=== TASK ===
From the entries below, copy every line that holds the word "document".

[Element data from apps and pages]
↓
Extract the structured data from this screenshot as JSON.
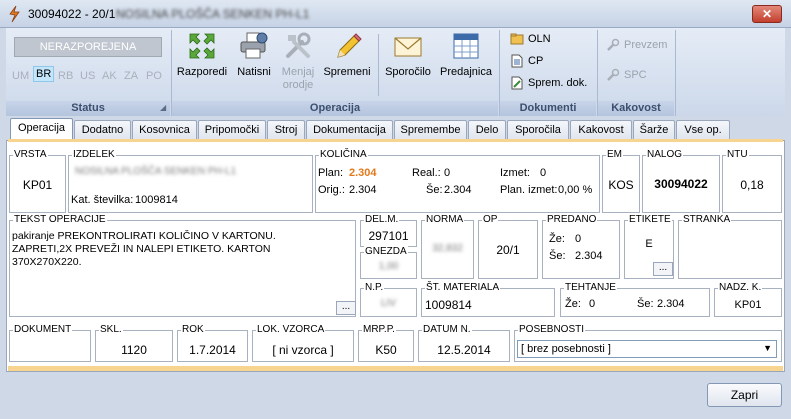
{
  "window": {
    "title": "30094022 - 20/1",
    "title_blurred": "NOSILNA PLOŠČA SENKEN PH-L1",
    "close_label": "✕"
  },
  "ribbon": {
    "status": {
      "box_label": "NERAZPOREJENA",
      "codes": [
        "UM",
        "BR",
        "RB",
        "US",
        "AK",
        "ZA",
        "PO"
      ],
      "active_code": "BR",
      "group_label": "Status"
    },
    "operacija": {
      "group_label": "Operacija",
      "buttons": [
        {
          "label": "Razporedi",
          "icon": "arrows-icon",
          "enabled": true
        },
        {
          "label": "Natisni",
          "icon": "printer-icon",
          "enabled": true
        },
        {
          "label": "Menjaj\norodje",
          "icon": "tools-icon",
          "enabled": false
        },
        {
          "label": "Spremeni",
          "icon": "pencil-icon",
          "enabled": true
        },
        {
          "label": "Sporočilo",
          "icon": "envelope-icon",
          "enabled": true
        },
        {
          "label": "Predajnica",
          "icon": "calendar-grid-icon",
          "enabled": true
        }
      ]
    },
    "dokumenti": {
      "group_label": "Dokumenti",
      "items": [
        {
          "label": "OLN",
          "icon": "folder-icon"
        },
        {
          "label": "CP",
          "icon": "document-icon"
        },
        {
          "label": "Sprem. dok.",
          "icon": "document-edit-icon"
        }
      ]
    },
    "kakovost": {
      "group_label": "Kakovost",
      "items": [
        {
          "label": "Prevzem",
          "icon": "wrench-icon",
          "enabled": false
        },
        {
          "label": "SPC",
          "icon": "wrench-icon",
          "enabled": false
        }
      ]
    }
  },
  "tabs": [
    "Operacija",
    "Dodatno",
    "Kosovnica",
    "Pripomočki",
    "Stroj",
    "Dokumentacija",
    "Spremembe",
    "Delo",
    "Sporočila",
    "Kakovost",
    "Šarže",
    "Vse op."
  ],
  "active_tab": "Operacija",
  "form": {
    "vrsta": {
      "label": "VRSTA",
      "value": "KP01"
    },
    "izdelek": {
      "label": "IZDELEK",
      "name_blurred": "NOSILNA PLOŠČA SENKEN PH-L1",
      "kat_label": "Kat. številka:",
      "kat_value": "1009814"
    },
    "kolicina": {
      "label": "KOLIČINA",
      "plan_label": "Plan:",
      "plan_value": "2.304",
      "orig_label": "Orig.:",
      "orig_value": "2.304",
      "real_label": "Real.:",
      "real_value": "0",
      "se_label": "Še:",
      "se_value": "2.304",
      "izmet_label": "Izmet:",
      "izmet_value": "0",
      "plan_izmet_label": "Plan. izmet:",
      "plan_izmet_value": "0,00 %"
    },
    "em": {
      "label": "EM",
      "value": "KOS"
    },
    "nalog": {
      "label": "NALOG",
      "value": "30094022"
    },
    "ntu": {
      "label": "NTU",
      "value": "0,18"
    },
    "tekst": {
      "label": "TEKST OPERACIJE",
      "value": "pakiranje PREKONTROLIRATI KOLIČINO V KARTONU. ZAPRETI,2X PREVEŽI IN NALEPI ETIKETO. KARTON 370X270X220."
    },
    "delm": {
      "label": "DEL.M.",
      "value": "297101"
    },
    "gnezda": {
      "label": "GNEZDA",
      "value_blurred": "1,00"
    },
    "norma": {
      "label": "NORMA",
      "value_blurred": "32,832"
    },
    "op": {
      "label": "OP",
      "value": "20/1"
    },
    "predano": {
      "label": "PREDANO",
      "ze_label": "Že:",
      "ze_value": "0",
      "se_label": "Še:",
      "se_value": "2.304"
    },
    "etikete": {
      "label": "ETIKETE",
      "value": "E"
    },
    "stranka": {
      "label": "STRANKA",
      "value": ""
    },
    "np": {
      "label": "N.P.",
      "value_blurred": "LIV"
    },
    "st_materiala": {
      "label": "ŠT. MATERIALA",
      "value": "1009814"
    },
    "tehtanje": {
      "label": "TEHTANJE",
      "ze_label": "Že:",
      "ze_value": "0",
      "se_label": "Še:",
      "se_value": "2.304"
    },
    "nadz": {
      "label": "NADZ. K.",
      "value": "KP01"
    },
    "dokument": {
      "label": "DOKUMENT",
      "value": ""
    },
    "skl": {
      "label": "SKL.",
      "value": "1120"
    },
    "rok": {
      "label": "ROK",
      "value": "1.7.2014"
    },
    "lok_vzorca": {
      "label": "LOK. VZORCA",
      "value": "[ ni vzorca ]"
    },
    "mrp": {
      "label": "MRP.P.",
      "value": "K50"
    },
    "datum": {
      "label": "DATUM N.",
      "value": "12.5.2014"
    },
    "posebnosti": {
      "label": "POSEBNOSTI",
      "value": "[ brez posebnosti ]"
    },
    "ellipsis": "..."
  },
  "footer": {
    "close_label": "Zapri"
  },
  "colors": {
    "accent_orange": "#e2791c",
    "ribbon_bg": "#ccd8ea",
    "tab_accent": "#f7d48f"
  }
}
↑
=== RESULT ===
          "icon": "document-icon"
          "icon": "document-edit-icon"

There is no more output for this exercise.